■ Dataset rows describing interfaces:

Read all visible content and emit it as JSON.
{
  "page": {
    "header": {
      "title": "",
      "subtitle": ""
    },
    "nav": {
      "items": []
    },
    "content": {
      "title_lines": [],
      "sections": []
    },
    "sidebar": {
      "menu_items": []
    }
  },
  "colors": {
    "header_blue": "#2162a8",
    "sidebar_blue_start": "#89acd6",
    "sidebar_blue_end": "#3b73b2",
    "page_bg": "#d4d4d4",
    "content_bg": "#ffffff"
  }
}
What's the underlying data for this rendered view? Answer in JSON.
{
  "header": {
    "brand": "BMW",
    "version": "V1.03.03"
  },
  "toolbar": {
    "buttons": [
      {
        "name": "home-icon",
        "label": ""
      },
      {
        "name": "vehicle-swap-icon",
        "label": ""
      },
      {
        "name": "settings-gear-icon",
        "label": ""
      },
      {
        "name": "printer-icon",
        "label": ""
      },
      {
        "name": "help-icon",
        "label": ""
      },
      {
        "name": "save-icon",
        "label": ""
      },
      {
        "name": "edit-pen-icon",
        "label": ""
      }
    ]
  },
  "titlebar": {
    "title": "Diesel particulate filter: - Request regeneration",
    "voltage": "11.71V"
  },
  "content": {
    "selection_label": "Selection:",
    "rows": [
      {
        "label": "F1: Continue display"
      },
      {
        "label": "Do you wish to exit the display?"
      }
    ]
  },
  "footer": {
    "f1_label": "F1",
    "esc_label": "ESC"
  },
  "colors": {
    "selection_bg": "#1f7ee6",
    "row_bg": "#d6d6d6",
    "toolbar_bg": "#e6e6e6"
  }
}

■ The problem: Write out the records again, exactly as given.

■ Answer space:
Read all visible content and emit it as JSON.
{
  "page": {
    "header": {
      "title": "",
      "subtitle": ""
    },
    "nav": {
      "items": []
    },
    "content": {
      "title_lines": [],
      "sections": []
    },
    "sidebar": {
      "menu_items": []
    }
  },
  "colors": {
    "header_blue": "#2162a8",
    "sidebar_blue_start": "#89acd6",
    "sidebar_blue_end": "#3b73b2",
    "page_bg": "#d4d4d4",
    "content_bg": "#ffffff"
  }
}
What's the underlying data for this rendered view? Answer in JSON.
{
  "header": {
    "brand": "BMW",
    "version": "V1.03.03"
  },
  "toolbar": {
    "buttons": [
      {
        "name": "home-icon",
        "label": ""
      },
      {
        "name": "vehicle-swap-icon",
        "label": ""
      },
      {
        "name": "settings-gear-icon",
        "label": ""
      },
      {
        "name": "printer-icon",
        "label": ""
      },
      {
        "name": "help-icon",
        "label": ""
      },
      {
        "name": "save-icon",
        "label": ""
      },
      {
        "name": "edit-pen-icon",
        "label": ""
      }
    ]
  },
  "titlebar": {
    "title": "Diesel particulate filter: - Request regeneration",
    "voltage": "11.71V"
  },
  "content": {
    "selection_label": "Selection:",
    "rows": [
      {
        "label": "F1: Continue display"
      },
      {
        "label": "Do you wish to exit the display?"
      }
    ]
  },
  "footer": {
    "f1_label": "F1",
    "esc_label": "ESC"
  },
  "colors": {
    "selection_bg": "#1f7ee6",
    "row_bg": "#d6d6d6",
    "toolbar_bg": "#e6e6e6"
  }
}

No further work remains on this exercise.